It's clear from both the WMD Commission and the 9/11 Commission reports that our intelligence service blew it across the board. But it's also very clear from both reports that at their core the two truly catastrophic failures — the CIA's inaccurate National Intelligence Estimate about Iraq's WMD program and the entire intelligence community's failure to grasp that al Qaeda had for years been planning to hijack airplanes and fly them into buildings — were analytic failures compounded by organizational problems that kept information the collectors had gathered from reaching the analysts.

More precisely, it's clear from both reports that in each of these failures three specific mistakes were made: Dissenting views weren't taken into account, "group-think" kept the leaders of our intelligence service from realizing that they were veering way off track, and "co-ordination" among the dozen or so agencies that comprise our intelligence service — between the collectors and the analysts — was awful.

Nobody gets it right all the time, of course, but these were not the sort of mistakes that were made by previous directors of central intelligence such as Allen Dulles, John McCone, William J. Casey, and James Woolsey. That's because these men knew how to do their jobs, and how to set things up to keep such mistakes from happening.

How Bill Casey Did It

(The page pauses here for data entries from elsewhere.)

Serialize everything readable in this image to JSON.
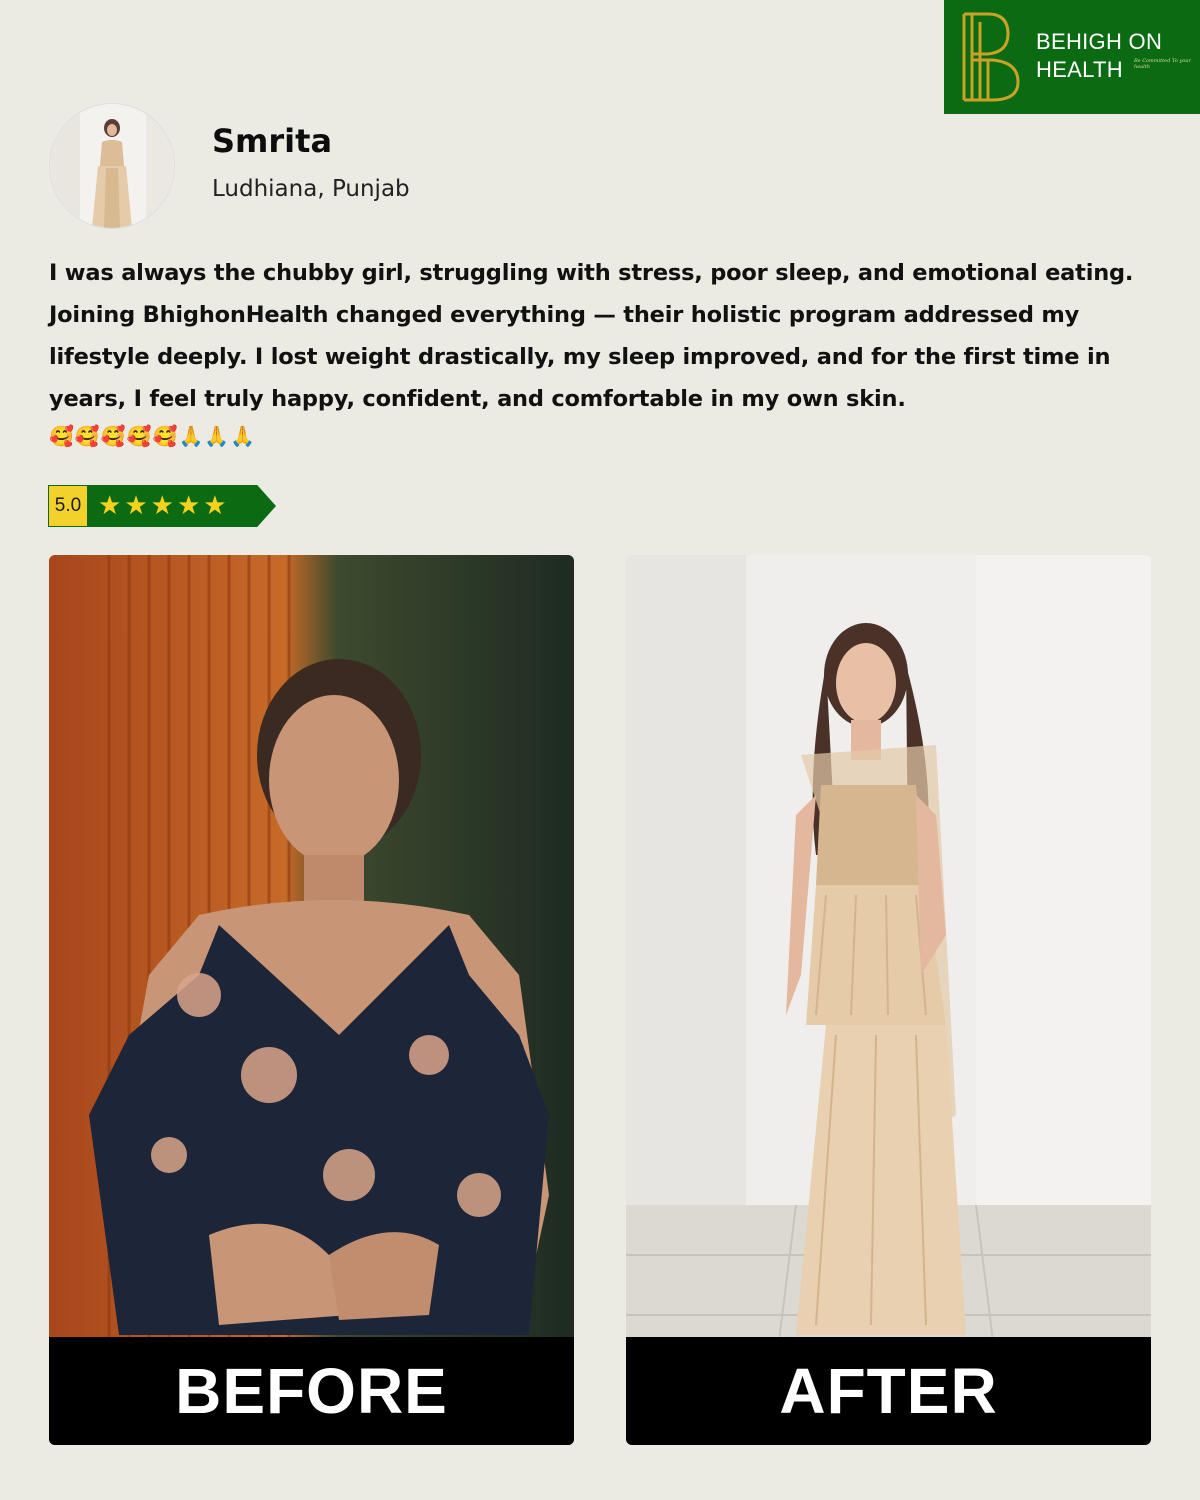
{
  "brand": {
    "line1": "BEHIGH ON",
    "line2": "HEALTH",
    "tagline": "Be Committed To your health",
    "mark": "BH monogram",
    "bg_color": "#0b6b12",
    "accent_color": "#c9a227"
  },
  "profile": {
    "name": "Smrita",
    "location": "Ludhiana, Punjab"
  },
  "testimonial": {
    "text": "I was always the chubby girl, struggling with stress, poor sleep, and emotional eating. Joining BhighonHealth changed everything — their holistic program addressed my lifestyle deeply. I lost weight drastically, my sleep improved, and for the first time in years, I feel truly happy, confident, and comfortable in my own skin.",
    "emojis": "🥰🥰🥰🥰🥰🙏🙏🙏"
  },
  "rating": {
    "score": "5.0",
    "stars": 5,
    "star_icon": "star-icon"
  },
  "photos": {
    "before_label": "BEFORE",
    "after_label": "AFTER"
  }
}
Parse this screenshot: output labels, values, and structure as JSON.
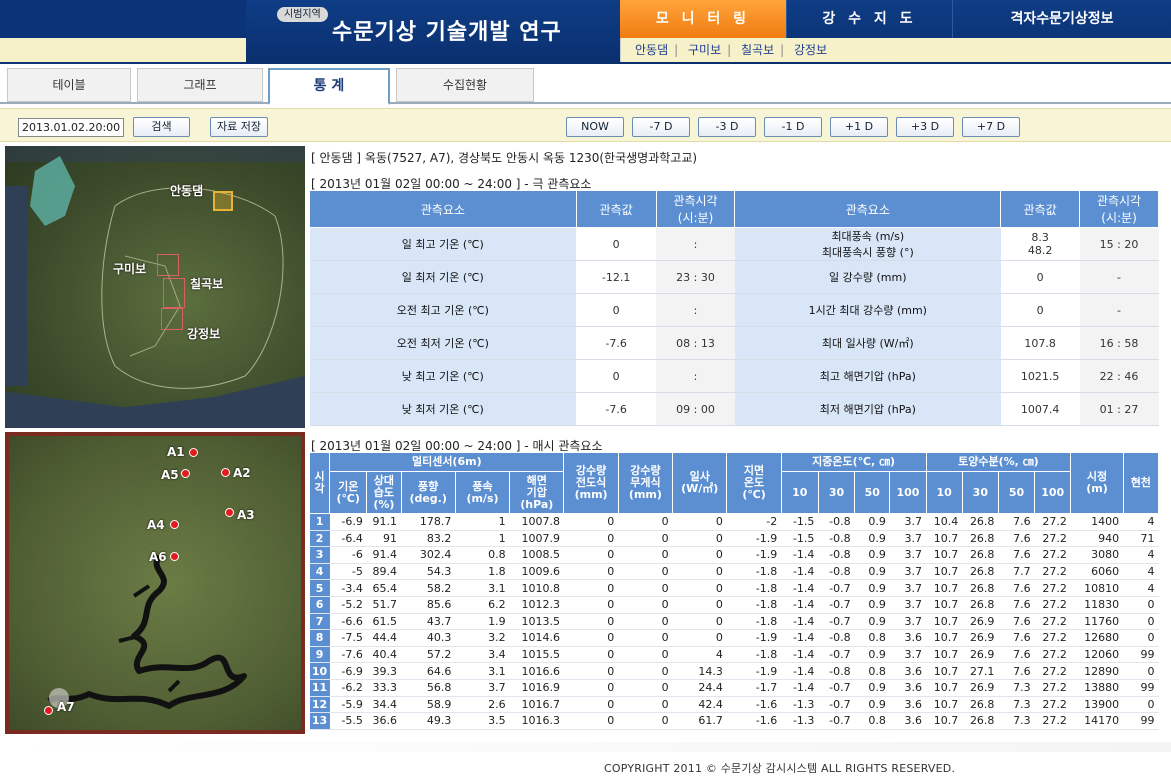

During the Reagan administration, I had the privilege to work closely with Bill Casey. Because Casey had managed Reagan's 1980 campaign, the press often portrayed him as just another pol who's "reward" was the CIA. Well, not quite. During World War II Casey had headed secret operations for the Office of Strategic Services (OSS), which was far and away the most effective intelligence service in history. And he had kept up his interest in intelligence — and his contacts — through the post-war decades while making a fortune in law and venture capital and serving along the way in a range of senior U.S. government positions, including chairman of the Securities and Exchanges Commission. In short, Casey knew his stuff about both sides of the intelligence game — operations and analysis. We'll skip over the operations side and focus now on how he got the analysis pointing in the right direction.